→ **The task**
This exercise requires an exact output of the listing, images omitted.
# # # # # # #
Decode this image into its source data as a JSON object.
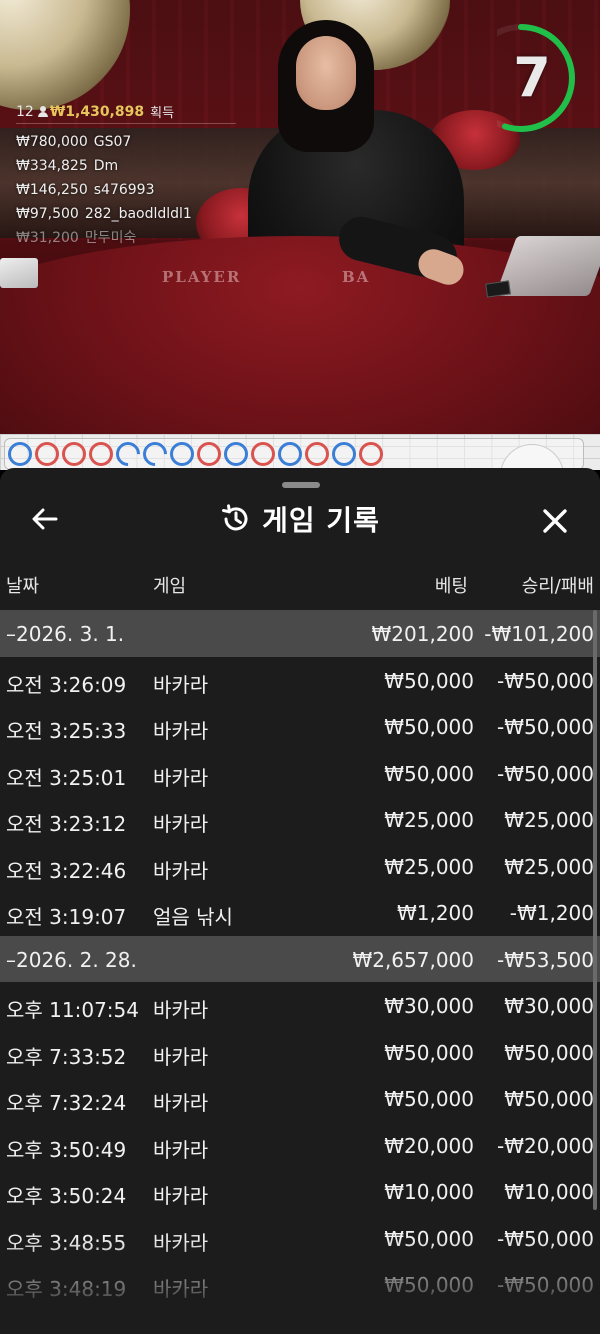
{
  "video": {
    "felt_labels": {
      "player": "PLAYER",
      "banker": "BA"
    },
    "timer": {
      "seconds": "7",
      "progress": 0.55,
      "color": "#1fbf4a"
    }
  },
  "winners": {
    "count": "12",
    "total": "₩1,430,898",
    "total_label": "획득",
    "list": [
      {
        "amount": "₩780,000",
        "name": "GS07"
      },
      {
        "amount": "₩334,825",
        "name": "Dm"
      },
      {
        "amount": "₩146,250",
        "name": "s476993"
      },
      {
        "amount": "₩97,500",
        "name": "282_baodldldl1"
      },
      {
        "amount": "₩31,200",
        "name": "만두미숙"
      }
    ]
  },
  "roadmap": {
    "beads": [
      "blue",
      "red",
      "red",
      "red",
      "half",
      "half",
      "blue",
      "red",
      "blue",
      "red",
      "blue",
      "red",
      "blue",
      "red"
    ]
  },
  "history": {
    "title": "게임 기록",
    "columns": {
      "date": "날짜",
      "game": "게임",
      "bet": "베팅",
      "result": "승리/패배"
    },
    "rows": [
      {
        "type": "group",
        "date": "–2026. 3. 1.",
        "bet": "₩201,200",
        "result": "-₩101,200"
      },
      {
        "type": "item",
        "date": "오전 3:26:09",
        "game": "바카라",
        "bet": "₩50,000",
        "result": "-₩50,000"
      },
      {
        "type": "item",
        "date": "오전 3:25:33",
        "game": "바카라",
        "bet": "₩50,000",
        "result": "-₩50,000"
      },
      {
        "type": "item",
        "date": "오전 3:25:01",
        "game": "바카라",
        "bet": "₩50,000",
        "result": "-₩50,000"
      },
      {
        "type": "item",
        "date": "오전 3:23:12",
        "game": "바카라",
        "bet": "₩25,000",
        "result": "₩25,000"
      },
      {
        "type": "item",
        "date": "오전 3:22:46",
        "game": "바카라",
        "bet": "₩25,000",
        "result": "₩25,000"
      },
      {
        "type": "item",
        "date": "오전 3:19:07",
        "game": "얼음 낚시",
        "bet": "₩1,200",
        "result": "-₩1,200"
      },
      {
        "type": "group",
        "date": "–2026. 2. 28.",
        "bet": "₩2,657,000",
        "result": "-₩53,500"
      },
      {
        "type": "item",
        "date": "오후 11:07:54",
        "game": "바카라",
        "bet": "₩30,000",
        "result": "₩30,000"
      },
      {
        "type": "item",
        "date": "오후 7:33:52",
        "game": "바카라",
        "bet": "₩50,000",
        "result": "₩50,000"
      },
      {
        "type": "item",
        "date": "오후 7:32:24",
        "game": "바카라",
        "bet": "₩50,000",
        "result": "₩50,000"
      },
      {
        "type": "item",
        "date": "오후 3:50:49",
        "game": "바카라",
        "bet": "₩20,000",
        "result": "-₩20,000"
      },
      {
        "type": "item",
        "date": "오후 3:50:24",
        "game": "바카라",
        "bet": "₩10,000",
        "result": "₩10,000"
      },
      {
        "type": "item",
        "date": "오후 3:48:55",
        "game": "바카라",
        "bet": "₩50,000",
        "result": "-₩50,000"
      },
      {
        "type": "item",
        "date": "오후 3:48:19",
        "game": "바카라",
        "bet": "₩50,000",
        "result": "-₩50,000"
      }
    ]
  }
}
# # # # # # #
→ **Response to the task**
Decode this image into its source data as a JSON object.
{
  "video": {
    "felt_labels": {
      "player": "PLAYER",
      "banker": "BA"
    },
    "timer": {
      "seconds": "7",
      "progress": 0.55,
      "color": "#1fbf4a"
    }
  },
  "winners": {
    "count": "12",
    "total": "₩1,430,898",
    "total_label": "획득",
    "list": [
      {
        "amount": "₩780,000",
        "name": "GS07"
      },
      {
        "amount": "₩334,825",
        "name": "Dm"
      },
      {
        "amount": "₩146,250",
        "name": "s476993"
      },
      {
        "amount": "₩97,500",
        "name": "282_baodldldl1"
      },
      {
        "amount": "₩31,200",
        "name": "만두미숙"
      }
    ]
  },
  "roadmap": {
    "beads": [
      "blue",
      "red",
      "red",
      "red",
      "half",
      "half",
      "blue",
      "red",
      "blue",
      "red",
      "blue",
      "red",
      "blue",
      "red"
    ]
  },
  "history": {
    "title": "게임 기록",
    "columns": {
      "date": "날짜",
      "game": "게임",
      "bet": "베팅",
      "result": "승리/패배"
    },
    "rows": [
      {
        "type": "group",
        "date": "–2026. 3. 1.",
        "bet": "₩201,200",
        "result": "-₩101,200"
      },
      {
        "type": "item",
        "date": "오전 3:26:09",
        "game": "바카라",
        "bet": "₩50,000",
        "result": "-₩50,000"
      },
      {
        "type": "item",
        "date": "오전 3:25:33",
        "game": "바카라",
        "bet": "₩50,000",
        "result": "-₩50,000"
      },
      {
        "type": "item",
        "date": "오전 3:25:01",
        "game": "바카라",
        "bet": "₩50,000",
        "result": "-₩50,000"
      },
      {
        "type": "item",
        "date": "오전 3:23:12",
        "game": "바카라",
        "bet": "₩25,000",
        "result": "₩25,000"
      },
      {
        "type": "item",
        "date": "오전 3:22:46",
        "game": "바카라",
        "bet": "₩25,000",
        "result": "₩25,000"
      },
      {
        "type": "item",
        "date": "오전 3:19:07",
        "game": "얼음 낚시",
        "bet": "₩1,200",
        "result": "-₩1,200"
      },
      {
        "type": "group",
        "date": "–2026. 2. 28.",
        "bet": "₩2,657,000",
        "result": "-₩53,500"
      },
      {
        "type": "item",
        "date": "오후 11:07:54",
        "game": "바카라",
        "bet": "₩30,000",
        "result": "₩30,000"
      },
      {
        "type": "item",
        "date": "오후 7:33:52",
        "game": "바카라",
        "bet": "₩50,000",
        "result": "₩50,000"
      },
      {
        "type": "item",
        "date": "오후 7:32:24",
        "game": "바카라",
        "bet": "₩50,000",
        "result": "₩50,000"
      },
      {
        "type": "item",
        "date": "오후 3:50:49",
        "game": "바카라",
        "bet": "₩20,000",
        "result": "-₩20,000"
      },
      {
        "type": "item",
        "date": "오후 3:50:24",
        "game": "바카라",
        "bet": "₩10,000",
        "result": "₩10,000"
      },
      {
        "type": "item",
        "date": "오후 3:48:55",
        "game": "바카라",
        "bet": "₩50,000",
        "result": "-₩50,000"
      },
      {
        "type": "item",
        "date": "오후 3:48:19",
        "game": "바카라",
        "bet": "₩50,000",
        "result": "-₩50,000"
      }
    ]
  }
}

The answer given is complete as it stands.